**What needs to be done:**
The word "Počet": say how many lines of the data below contain it, and give the number alone.

**Records for this task:**
--- START ---
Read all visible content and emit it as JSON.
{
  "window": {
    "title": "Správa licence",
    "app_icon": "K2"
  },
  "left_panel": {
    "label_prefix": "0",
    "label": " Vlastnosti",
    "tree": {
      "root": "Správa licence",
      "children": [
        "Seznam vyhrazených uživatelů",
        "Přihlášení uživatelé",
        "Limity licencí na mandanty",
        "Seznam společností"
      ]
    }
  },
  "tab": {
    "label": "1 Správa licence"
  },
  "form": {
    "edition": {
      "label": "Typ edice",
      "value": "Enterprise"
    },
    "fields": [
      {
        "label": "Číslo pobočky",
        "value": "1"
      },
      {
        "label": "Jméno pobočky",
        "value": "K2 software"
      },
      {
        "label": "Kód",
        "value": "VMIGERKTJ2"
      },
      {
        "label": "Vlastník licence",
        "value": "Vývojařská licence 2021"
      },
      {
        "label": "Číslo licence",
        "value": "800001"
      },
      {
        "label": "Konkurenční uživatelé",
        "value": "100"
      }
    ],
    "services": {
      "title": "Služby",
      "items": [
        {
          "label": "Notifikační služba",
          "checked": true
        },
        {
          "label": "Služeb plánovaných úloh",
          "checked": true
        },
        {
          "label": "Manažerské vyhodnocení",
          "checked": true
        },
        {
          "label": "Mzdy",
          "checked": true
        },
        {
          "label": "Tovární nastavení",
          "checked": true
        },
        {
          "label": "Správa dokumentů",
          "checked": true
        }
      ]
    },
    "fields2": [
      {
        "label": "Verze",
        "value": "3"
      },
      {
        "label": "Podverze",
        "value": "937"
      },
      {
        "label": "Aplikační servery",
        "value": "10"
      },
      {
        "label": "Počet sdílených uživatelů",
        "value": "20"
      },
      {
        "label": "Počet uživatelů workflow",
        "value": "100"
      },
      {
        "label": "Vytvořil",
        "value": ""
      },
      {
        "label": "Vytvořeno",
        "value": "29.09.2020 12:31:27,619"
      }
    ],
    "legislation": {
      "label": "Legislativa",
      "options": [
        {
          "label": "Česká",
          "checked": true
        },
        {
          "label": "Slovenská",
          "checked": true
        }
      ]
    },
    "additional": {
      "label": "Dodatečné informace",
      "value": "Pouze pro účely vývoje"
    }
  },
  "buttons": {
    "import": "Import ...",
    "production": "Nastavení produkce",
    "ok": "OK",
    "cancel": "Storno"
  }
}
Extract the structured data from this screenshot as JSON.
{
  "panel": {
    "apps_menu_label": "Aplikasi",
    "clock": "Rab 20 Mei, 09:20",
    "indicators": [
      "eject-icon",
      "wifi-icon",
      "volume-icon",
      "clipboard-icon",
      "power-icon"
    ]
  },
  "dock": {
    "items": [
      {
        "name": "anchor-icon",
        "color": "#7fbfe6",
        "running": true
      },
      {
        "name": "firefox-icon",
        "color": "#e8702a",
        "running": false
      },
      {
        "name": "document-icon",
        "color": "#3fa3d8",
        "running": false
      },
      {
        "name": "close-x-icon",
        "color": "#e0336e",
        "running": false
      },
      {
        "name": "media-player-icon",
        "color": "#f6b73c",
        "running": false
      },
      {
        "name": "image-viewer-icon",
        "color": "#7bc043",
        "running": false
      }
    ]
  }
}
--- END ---
**Exercise output:**
2